Whatever appears in the listing, return all of it exactly.
►
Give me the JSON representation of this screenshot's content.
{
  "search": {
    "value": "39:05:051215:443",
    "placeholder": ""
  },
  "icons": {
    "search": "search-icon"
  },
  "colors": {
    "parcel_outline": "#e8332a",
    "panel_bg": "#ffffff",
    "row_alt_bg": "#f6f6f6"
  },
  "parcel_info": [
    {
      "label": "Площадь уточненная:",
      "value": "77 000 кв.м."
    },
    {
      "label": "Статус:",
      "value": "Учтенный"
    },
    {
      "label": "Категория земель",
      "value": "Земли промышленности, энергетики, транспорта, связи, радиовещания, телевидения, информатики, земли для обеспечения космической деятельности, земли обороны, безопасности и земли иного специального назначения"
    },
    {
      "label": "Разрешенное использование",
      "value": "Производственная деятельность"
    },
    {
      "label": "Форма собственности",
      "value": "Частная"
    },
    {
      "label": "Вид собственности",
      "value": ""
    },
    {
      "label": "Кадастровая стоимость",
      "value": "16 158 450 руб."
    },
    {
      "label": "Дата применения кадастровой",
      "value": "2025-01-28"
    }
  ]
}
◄
> **Expected output**
Give me the JSON representation of this screenshot's content.
{
  "search": {
    "value": "39:05:051215:443",
    "placeholder": ""
  },
  "icons": {
    "search": "search-icon"
  },
  "colors": {
    "parcel_outline": "#e8332a",
    "panel_bg": "#ffffff",
    "row_alt_bg": "#f6f6f6"
  },
  "parcel_info": [
    {
      "label": "Площадь уточненная:",
      "value": "77 000 кв.м."
    },
    {
      "label": "Статус:",
      "value": "Учтенный"
    },
    {
      "label": "Категория земель",
      "value": "Земли промышленности, энергетики, транспорта, связи, радиовещания, телевидения, информатики, земли для обеспечения космической деятельности, земли обороны, безопасности и земли иного специального назначения"
    },
    {
      "label": "Разрешенное использование",
      "value": "Производственная деятельность"
    },
    {
      "label": "Форма собственности",
      "value": "Частная"
    },
    {
      "label": "Вид собственности",
      "value": ""
    },
    {
      "label": "Кадастровая стоимость",
      "value": "16 158 450 руб."
    },
    {
      "label": "Дата применения кадастровой",
      "value": "2025-01-28"
    }
  ]
}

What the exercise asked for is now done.